One is not bound by a judgment in personam in a litigation in which he is not designated as a party or to which he has not been made a party by service of process. A judgment rendered in such circumstances is not entitled to the full faith and credit which the Constitution and statute of the United States, and judicial action enforcing it against the person or property of the absent party is not that due process which the Fifth and Fourteenth Amendments require. To these general rules there is a recognized exception that, to an extent not precisely defined by judicial opinion, the judgment in a "class" or "representative" suit, to which some members of the class are parties, may bind members of the class or those represented who were not made parties to it.
Respondents brought suit to enjoin a breach of an agreement restricting the use of an area of land. The agreement stipulated that for a specified period no part of the land should be sold, leased, or occupied by "any person of the colored race" and that the agreement should not be effective unless signed by the owners of 95 percent of the frontage. The United States Supreme Court held that the decree in the earlier suit was not res judicata as to petitioners because in seeking to enforce the agreement in the previous case, plaintiffs were not representing petitioners, whose substantial interest was in resisting performance, and for a court to ascribe to either plaintiffs or defendants the performance of representing petitioners would deny petitioners their due process rights.
Did the state Supreme Court of Illinois deprive petitioners of the due process of law guaranteed by the Fourteenth Amendment by its adjudication that petitioners were bound by a judgment rendered in an earlier litigation to which they were not parties?
Others who were privy to the agreement, but not made parties to the litigation, and whose substantial interest was in resisting performance of the agreement, could not be bound by the decree upon the theory that the suit was a class suit in which they were duly represented.

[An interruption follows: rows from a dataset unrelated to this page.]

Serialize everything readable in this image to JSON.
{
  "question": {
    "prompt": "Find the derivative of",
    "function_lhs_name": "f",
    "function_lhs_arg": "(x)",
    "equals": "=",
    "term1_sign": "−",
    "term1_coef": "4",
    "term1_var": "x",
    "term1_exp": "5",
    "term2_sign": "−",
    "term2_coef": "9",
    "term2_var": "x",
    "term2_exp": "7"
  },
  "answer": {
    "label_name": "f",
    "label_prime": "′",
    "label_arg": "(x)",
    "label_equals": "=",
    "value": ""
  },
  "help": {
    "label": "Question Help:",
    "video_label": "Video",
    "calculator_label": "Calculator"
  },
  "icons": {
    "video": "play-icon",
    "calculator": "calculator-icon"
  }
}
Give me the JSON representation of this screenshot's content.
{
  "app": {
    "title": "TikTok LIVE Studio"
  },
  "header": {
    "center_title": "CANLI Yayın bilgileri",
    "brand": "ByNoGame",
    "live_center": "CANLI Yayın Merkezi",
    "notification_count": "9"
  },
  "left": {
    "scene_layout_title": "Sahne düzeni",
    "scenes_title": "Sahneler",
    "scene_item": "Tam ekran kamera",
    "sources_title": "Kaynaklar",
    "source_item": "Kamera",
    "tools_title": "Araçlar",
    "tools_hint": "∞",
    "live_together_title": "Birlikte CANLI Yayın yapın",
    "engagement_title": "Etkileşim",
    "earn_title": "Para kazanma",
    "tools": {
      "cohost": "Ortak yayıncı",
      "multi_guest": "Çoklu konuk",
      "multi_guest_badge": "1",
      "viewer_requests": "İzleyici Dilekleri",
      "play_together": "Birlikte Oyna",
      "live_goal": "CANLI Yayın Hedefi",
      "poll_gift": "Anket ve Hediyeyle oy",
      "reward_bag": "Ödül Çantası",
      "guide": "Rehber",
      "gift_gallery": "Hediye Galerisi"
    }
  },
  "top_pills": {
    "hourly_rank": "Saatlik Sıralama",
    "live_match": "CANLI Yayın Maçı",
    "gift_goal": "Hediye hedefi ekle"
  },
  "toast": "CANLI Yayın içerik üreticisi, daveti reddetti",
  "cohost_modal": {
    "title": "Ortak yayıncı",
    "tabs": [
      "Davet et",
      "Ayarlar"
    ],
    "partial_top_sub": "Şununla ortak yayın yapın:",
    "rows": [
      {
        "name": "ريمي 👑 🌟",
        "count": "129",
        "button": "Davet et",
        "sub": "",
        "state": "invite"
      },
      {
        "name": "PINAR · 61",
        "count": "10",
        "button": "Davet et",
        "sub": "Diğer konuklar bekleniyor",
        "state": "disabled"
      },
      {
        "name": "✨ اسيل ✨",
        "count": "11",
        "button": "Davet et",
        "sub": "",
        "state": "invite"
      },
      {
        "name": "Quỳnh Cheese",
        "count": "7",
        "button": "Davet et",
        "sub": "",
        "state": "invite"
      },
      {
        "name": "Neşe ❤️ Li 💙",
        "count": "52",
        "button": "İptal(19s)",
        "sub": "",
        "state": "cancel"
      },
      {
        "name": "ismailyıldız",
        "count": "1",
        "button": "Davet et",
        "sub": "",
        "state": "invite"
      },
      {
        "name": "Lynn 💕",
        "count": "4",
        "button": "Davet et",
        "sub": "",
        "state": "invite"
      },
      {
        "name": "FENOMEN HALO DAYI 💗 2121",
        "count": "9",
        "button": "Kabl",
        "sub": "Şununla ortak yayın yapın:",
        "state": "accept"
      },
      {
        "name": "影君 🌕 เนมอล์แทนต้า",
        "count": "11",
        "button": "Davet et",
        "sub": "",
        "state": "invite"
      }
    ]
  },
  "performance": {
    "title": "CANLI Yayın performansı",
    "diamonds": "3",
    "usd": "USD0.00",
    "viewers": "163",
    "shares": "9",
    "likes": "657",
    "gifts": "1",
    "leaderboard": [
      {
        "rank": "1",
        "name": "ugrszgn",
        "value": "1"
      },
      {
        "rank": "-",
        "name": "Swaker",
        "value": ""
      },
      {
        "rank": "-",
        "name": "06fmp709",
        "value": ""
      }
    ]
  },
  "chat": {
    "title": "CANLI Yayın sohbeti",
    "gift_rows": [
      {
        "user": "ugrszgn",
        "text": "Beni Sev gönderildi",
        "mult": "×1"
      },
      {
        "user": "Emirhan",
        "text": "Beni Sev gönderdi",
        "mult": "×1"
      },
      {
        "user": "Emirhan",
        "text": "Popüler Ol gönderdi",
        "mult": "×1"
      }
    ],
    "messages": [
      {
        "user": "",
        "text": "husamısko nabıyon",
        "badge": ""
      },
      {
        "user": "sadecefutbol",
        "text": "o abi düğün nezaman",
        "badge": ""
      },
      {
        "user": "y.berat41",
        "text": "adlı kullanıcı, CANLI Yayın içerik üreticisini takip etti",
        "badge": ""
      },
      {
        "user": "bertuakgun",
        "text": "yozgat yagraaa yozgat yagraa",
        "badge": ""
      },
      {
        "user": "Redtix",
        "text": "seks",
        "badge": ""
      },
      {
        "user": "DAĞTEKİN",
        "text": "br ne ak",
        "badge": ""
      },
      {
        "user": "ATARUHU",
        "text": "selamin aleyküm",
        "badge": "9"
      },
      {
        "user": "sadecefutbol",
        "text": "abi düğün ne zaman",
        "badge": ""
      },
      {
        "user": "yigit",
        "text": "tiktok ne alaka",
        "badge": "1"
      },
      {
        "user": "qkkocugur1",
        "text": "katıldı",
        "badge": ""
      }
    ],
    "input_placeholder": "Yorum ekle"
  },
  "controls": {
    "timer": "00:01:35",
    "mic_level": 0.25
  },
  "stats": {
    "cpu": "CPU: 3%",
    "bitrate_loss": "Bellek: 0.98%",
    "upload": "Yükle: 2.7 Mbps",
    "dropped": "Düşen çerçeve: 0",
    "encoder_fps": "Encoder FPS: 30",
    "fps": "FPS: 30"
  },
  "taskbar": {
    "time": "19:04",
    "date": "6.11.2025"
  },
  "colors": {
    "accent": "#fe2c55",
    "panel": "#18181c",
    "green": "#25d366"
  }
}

Moreover, it was said that a decree of the state court in a second, similar suit, adjudging such other persons estopped by the former decree as res judicata from defending upon the ground that the condition precedent of the agreement had not been fulfilled, was in violation of the due process clause of the Fourteenth Amendment.